Emergency work on river bank criticised

Sandbags lining the River Skirth between North Kyme and Billinghay. (Photo: Environment Agency.)
Sandbags lining the River Skirth between North Kyme and Billinghay. (Photo: Environment Agency.)

Environment Agency engineers worked through the night on a riverbank to strengthen it against a potential breach and disastrous flooding, but their methods have been criticised by a neighbouring farmer.

A team with machinery, 4,000 sandbags and sheeting worked on a 120 metre stretch of the River Skirth between North Kyme and Billinghay on Wednesday night into Thursday morning after heavy rain created high water levels, with more rain expected.

Environment Agency engineers have been on site making emergency repairs to the banks of the River Skirth at Billinghay to prevent flooding after forecasts of two days of heavy rain.

Environment Agency engineers have been on site making emergency repairs to the banks of the River Skirth at Billinghay to prevent flooding after forecasts of two days of heavy rain.

Manfai Tang, Area Duty Manager with the Environment Agency in Lincolnshire, said: “We’re taking this precaution after our inspections found a stretch of the bank had been damaged by high flows as a result of the ongoing wet weather.

“Our officers will be closely monitoring conditions around the clock and are ready to take immediate action as needed.”

Water levels still remain extremely high, up to the top of the bank in places and parts of the A153 remain under water.

Carol Lish, who lives on a farm opposite the Skirth, said she and neighbours felt the Environment Agency had left the banks and adjacent land in a worse state.

She said: “They have left sandbags squashed into the ground where their machines got stuck in the boggy ground. We warned them, but they have devastated the common and we believe they have made the bank more unstable.”

She said: “I am more worried now,” as she says the water is spilling over onto the road in more places now, and the land is more boggy and will take a year to recover.

The Environment Agency was approached for comment but had not responded.
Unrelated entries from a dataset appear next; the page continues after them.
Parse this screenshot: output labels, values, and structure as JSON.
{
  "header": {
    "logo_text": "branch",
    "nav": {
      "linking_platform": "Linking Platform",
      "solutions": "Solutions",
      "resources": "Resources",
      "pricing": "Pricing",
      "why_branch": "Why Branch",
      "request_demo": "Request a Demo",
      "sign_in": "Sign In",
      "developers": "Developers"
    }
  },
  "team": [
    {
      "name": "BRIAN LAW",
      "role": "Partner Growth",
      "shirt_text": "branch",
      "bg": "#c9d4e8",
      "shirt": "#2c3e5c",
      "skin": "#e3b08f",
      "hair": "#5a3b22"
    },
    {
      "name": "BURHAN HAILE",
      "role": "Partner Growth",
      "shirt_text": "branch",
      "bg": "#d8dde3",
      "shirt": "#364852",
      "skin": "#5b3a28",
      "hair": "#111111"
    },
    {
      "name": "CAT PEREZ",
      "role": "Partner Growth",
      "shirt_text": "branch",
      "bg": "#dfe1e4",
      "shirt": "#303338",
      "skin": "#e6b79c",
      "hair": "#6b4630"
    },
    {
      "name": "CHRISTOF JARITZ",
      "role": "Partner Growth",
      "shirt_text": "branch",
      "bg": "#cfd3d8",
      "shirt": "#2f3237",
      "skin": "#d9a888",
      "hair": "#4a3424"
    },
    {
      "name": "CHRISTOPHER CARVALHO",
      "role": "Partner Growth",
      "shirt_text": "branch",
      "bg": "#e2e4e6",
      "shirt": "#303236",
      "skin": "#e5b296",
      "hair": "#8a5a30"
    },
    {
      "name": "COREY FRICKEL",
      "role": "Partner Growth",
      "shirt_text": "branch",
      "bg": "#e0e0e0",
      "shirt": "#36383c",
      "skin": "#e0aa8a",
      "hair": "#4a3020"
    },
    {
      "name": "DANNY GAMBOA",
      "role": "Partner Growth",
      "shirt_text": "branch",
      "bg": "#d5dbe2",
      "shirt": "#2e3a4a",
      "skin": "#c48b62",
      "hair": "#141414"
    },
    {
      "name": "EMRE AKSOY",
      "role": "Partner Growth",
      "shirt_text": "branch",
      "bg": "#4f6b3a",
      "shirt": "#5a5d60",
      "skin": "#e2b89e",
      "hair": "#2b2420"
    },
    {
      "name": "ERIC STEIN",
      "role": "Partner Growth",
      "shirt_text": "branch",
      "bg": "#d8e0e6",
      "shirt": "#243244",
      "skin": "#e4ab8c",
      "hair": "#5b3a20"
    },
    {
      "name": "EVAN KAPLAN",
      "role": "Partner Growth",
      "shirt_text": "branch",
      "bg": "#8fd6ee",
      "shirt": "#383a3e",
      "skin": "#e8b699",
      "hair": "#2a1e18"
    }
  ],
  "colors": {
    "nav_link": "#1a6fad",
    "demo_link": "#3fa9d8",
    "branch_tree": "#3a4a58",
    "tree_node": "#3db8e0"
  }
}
Flood warnings have subsided in some parts of the area after the Ruskington Beck overtopped in low-lying spots, while drains backed up, blocking toilets. Residents on fenland north and south of Sleaford were also put on Flood Alert as minor watercourses were brimful.